Luis Suarez scored twice, and Lionel Messi, Andres Iniesta, and Philippe Coutinho also made the scoresheet for Barcelona’s record-extending 30th Copa triumph, and sixth in the last decade.

Sevilla was trying to win a sixth Copa and save a season which will end without any trophies and maybe not even a place in the Europa League next season.

The final took place at Atletico Madrid’s Wanda Metropolitano Stadium in the capital amid the ongoing political turmoil involving Catalonia’s bid for independence.

There were jeers by part of the Barcelona crowd when the national anthem was played, but the boos were largely subdued by the reaction of the numerous Sevilla fans in the crowd. Spain’s King Felipe VI smiled and saluted the fans after the anthem.

No other team had won four Copa titles in a row since Athletic Bilbao from 1930-33. The only other team to do it was Real Madrid from 1905-08.

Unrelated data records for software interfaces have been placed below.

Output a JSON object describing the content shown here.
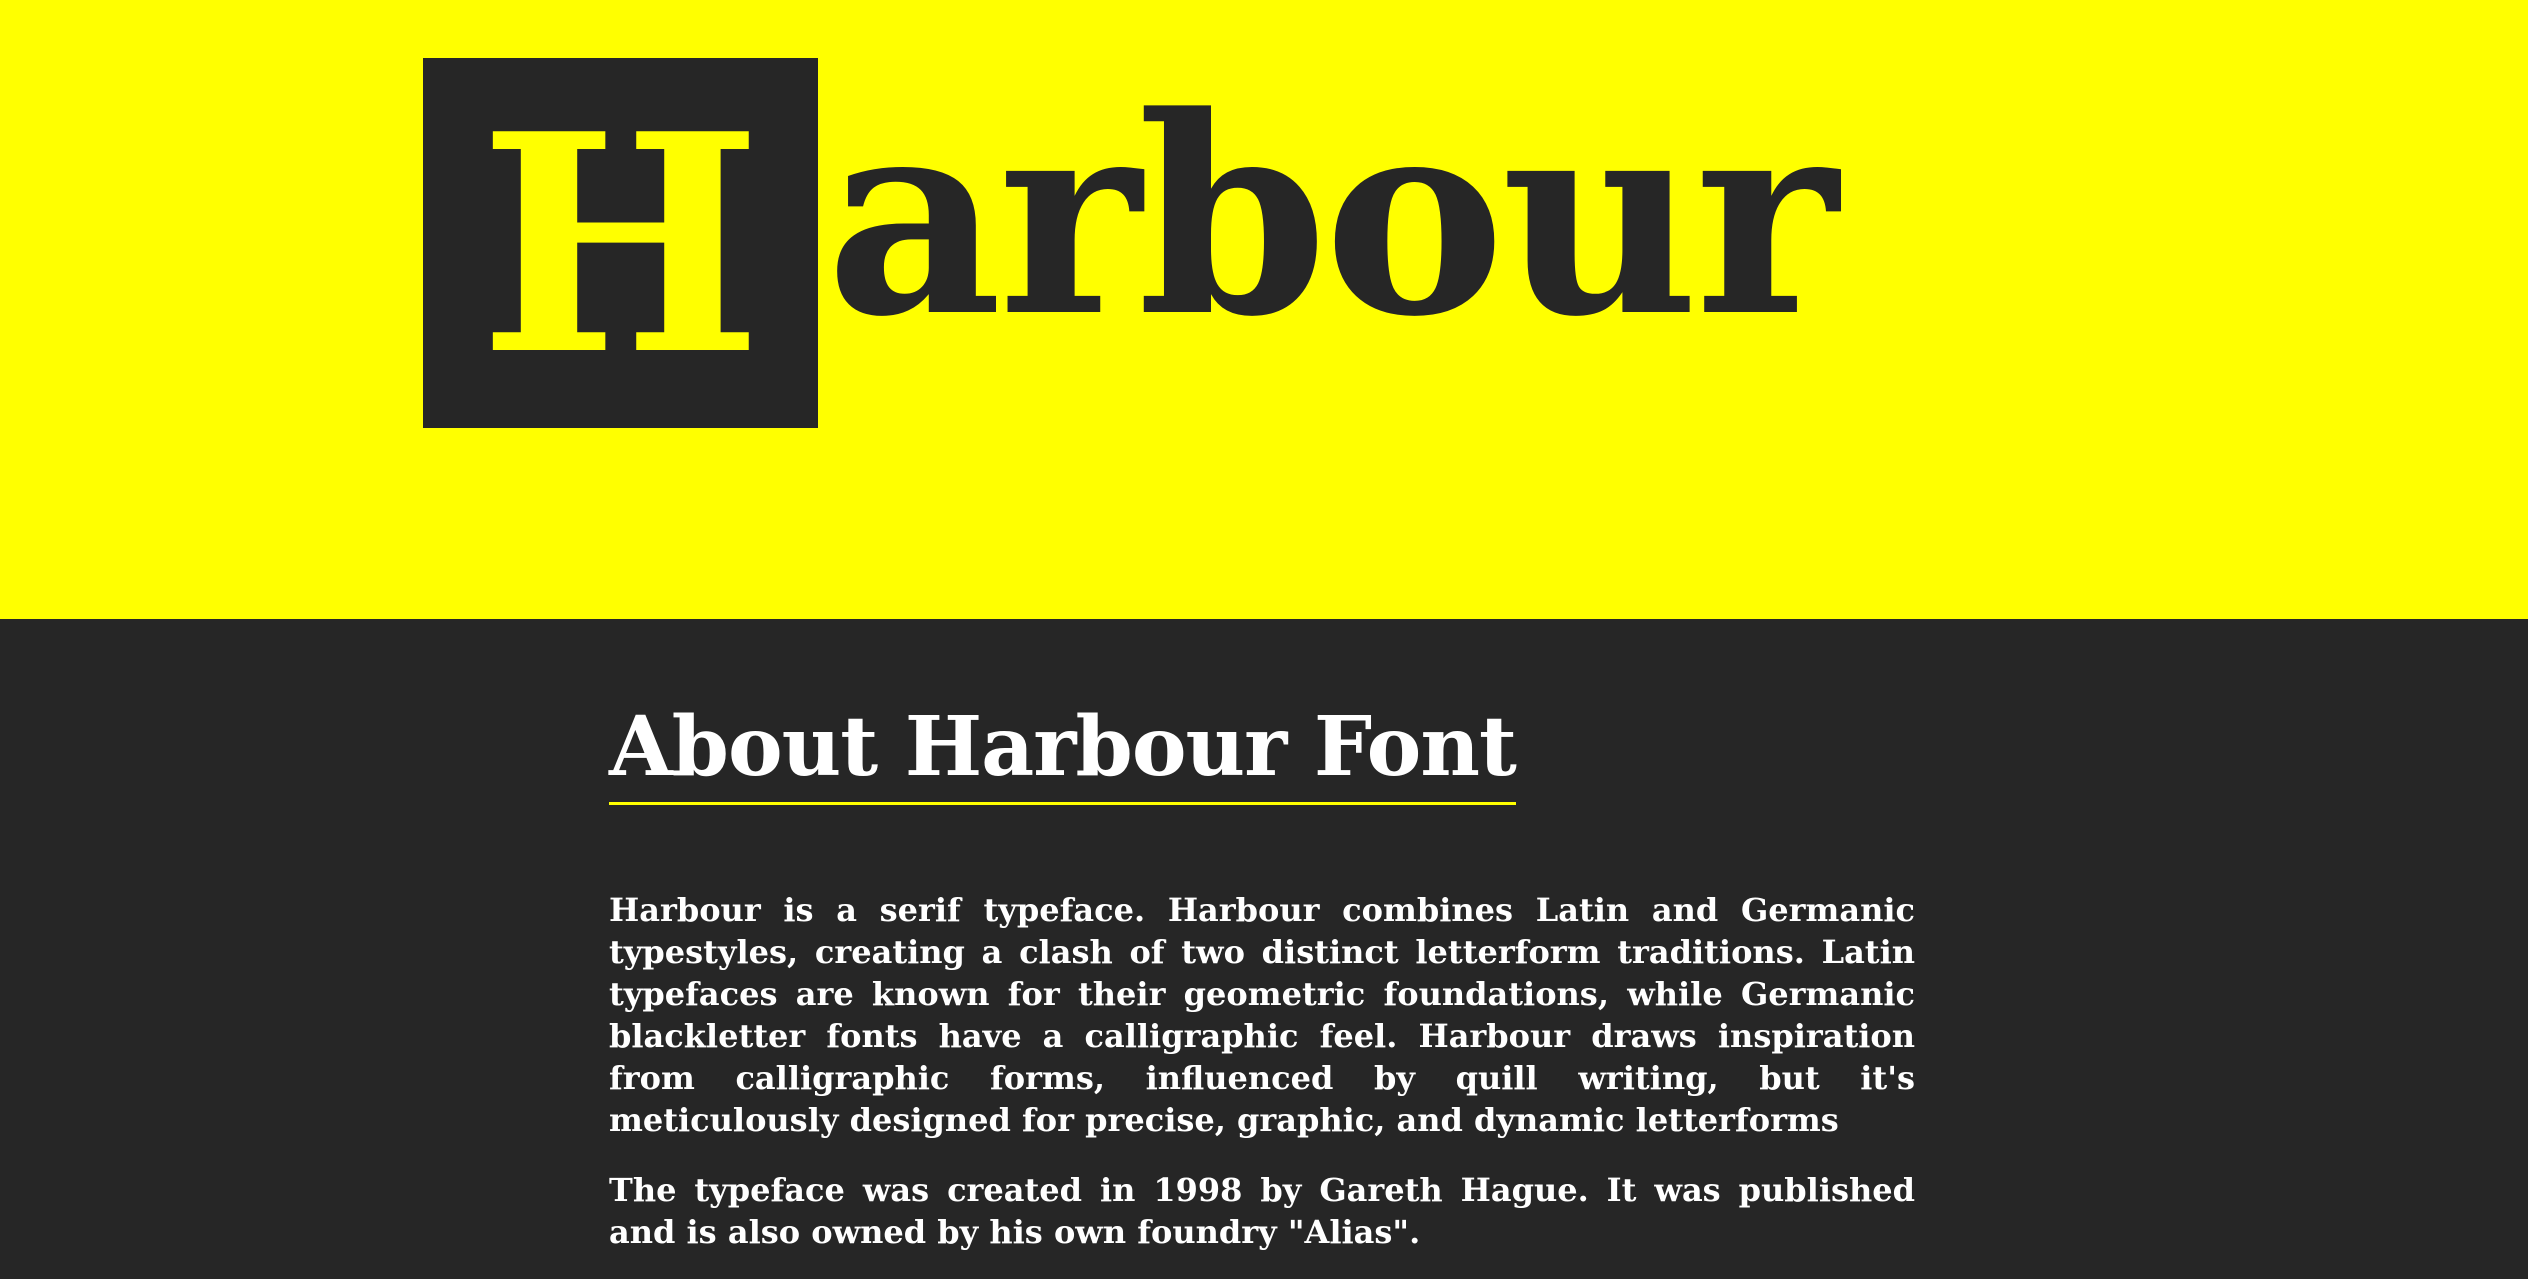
{
  "colors": {
    "accent": "#ffff00",
    "dark": "#262626",
    "text": "#ffffff"
  },
  "logo": {
    "first_letter": "H",
    "rest": "arbour"
  },
  "about": {
    "title": "About Harbour Font",
    "paragraphs": [
      "Harbour is a serif typeface. Harbour combines Latin and Germanic typestyles, creating a clash of two distinct letterform traditions. Latin typefaces are known for their geometric foundations, while Germanic blackletter fonts have a calligraphic feel. Harbour draws inspiration from calligraphic forms, influenced by quill writing, but it's meticulously designed for precise, graphic, and dynamic letterforms",
      "The typeface was created in 1998 by Gareth Hague. It was published and is also owned by his own foundry \"Alias\"."
    ]
  }
}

Barcelona lost a chance to win the treble when it was eliminated by Roma in the quarterfinals of the Champions League, but it is three points away from winning the Spanish league.